It's a common little helper ingredient that helps water and oil to mix together. Also, it can help to increase the solubility of some other ingredients in the formula. 
what‑it‑does surfactant/cleansing
what‑it‑does antioxidant | emollient
Ginseng - A traditional Korean medicine that has antioxidant properties, and is known to improve blood circulation. [more]
what‑it‑does perfuming
The essential oil coming from the rind of the grapefruit. Its main component (86-95%) is limonene, the super common fragrant ingredient. [more]
what‑it‑does perfuming
The essential oil coming from the rind of the lemon. Its main component (83-97%) is limonene, the super common fragrant ingredient. [more]
what‑it‑does perfuming
The essential oil coming from the rind of the orange. Its main component (83-97%) is limonene, the super common fragrant ingredient. [more]
what‑it‑does perfuming | solvent
A super common fragrance ingredient found naturally in many plants including citrus peel oils, rosemary or lavender. It autoxidizes on air exposure and counts as a common skin sensitizer. [more]
what‑it‑does antioxidant | perfuming
The well-known stimulant from coffee. It has nice antioxidant properties and can improve the microcirculation. Might be helpful for dark circles, puffy eyes, as well as cellulite and hair loss. [more]
what‑it‑does moisturizer/humectant | solvent | viscosity controlling
irritancy, com. 0, 1
An often used glycol that works as a solvent, humectant, penetration enhancer and also gives a good slip to the products. [more]
what‑it‑does preservative
It can boost the effectiveness of phenoxyethanol (and other preservatives) and as an added bonus it feels nice on the skin too. [more]
what‑it‑does skin-identical ingredient | moisturizer/humectant
irritancy, com. 0, 0
A real oldie but a goodie. Great natural moisturizer and skin-identical ingredient that plays an important role in skin hydration and general skin health. [more]
what‑it‑does surfactant/cleansing
A vegetable based co-surfactant that helps to create mild cleansing formulas. 
what‑it‑does buffering
what‑it‑does surfactant/cleansing
what‑it‑does buffering
An AHA that comes from citrus fruits. It is usually used as a helper ingredient to adjust the pH of the formula. [more]
what‑it‑does buffering
Lye - A solid white stuff that’s very alkaline and used in small amount to adjust the pH of the product.  [more]
what‑it‑does chelating | viscosity controlling
Super common little helper ingredient that helps products to remain nice and stable for a longer time. It does so by neutralizing the metal ions in the formula (that usually get into there from water) that would otherwise cause some not so nice changes. [more]
what‑it‑does chelating

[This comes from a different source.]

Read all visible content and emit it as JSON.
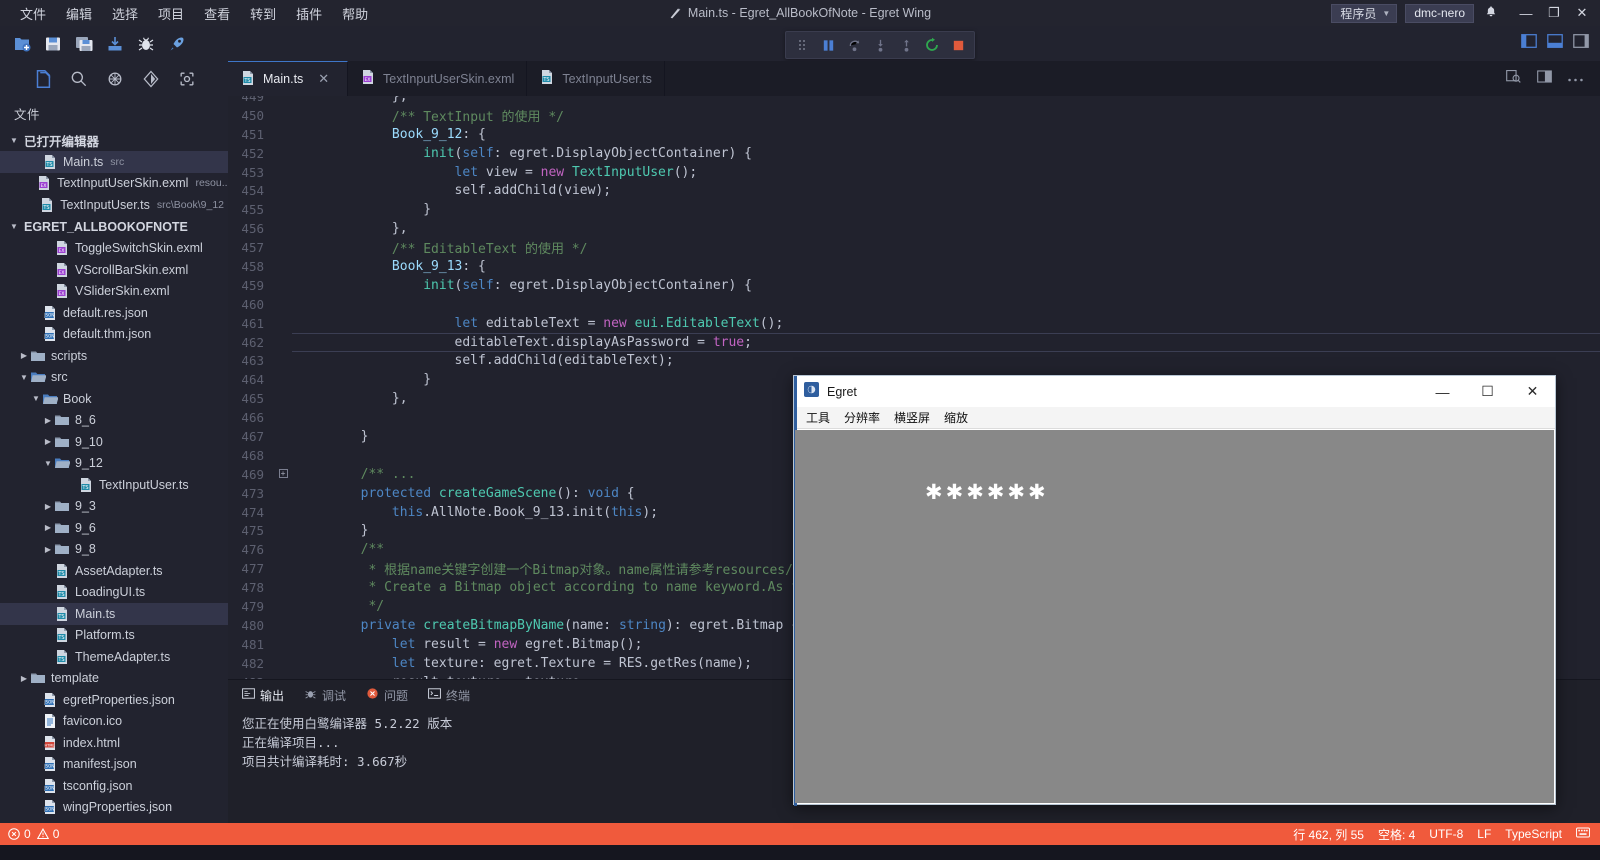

A helper ingredient that helps to neutralize the metal ions in the formula (that usually get into there from water) that would otherwise cause some not so nice changes.
what‑it‑does preservative

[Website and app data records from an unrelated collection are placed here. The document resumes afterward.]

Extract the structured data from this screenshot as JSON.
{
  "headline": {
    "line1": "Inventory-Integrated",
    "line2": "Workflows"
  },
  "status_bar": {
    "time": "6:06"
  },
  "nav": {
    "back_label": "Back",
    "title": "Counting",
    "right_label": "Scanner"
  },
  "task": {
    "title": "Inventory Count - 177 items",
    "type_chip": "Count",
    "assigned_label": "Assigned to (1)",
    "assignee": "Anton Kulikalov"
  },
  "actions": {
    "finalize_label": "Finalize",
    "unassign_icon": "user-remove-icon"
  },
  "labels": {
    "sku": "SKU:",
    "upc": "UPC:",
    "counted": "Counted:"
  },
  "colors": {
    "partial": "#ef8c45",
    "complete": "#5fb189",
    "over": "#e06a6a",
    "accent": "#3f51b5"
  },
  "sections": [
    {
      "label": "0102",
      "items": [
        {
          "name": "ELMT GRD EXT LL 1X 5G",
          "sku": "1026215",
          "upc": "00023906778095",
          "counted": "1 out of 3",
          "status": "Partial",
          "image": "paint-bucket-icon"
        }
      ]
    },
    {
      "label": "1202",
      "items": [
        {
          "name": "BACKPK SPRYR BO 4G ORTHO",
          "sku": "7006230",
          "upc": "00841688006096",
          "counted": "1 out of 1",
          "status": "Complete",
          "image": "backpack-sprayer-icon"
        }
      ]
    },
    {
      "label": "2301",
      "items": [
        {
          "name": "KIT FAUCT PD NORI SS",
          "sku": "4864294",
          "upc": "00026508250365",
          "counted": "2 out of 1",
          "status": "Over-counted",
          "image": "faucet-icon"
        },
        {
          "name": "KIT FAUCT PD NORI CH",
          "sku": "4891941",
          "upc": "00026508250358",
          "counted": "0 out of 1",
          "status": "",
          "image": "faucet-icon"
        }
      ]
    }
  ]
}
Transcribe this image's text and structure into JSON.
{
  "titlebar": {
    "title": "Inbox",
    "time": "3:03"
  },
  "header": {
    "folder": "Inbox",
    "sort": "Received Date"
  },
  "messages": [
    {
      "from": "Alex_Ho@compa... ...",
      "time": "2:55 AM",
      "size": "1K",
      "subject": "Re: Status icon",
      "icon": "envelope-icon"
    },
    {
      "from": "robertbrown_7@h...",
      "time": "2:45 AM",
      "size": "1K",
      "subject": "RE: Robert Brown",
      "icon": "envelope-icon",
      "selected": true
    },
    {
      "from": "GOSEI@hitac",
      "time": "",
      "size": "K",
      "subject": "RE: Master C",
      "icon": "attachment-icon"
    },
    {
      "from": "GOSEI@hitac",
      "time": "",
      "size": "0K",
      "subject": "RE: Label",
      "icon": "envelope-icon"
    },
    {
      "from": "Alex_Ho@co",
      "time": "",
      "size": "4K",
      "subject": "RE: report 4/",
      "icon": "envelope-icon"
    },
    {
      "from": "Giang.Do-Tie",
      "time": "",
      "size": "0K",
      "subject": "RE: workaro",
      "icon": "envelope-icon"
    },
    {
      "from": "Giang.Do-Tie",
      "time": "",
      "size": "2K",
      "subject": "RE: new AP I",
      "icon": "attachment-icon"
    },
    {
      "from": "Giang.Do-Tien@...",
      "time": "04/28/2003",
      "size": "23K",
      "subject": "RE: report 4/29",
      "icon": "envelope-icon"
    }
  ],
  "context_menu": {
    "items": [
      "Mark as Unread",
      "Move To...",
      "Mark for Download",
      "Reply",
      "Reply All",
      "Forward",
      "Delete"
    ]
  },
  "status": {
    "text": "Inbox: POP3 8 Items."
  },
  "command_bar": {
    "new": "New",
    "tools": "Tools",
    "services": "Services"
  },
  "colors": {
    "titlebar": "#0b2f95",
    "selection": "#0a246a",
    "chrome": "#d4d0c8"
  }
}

A preservative that works mainly against fungi. Has to be combined with other preservatives. [more]
what‑it‑does preservative
Pretty much the current IT-preservative. It’s safe and gentle, and can be used up to 1% worldwide. [more]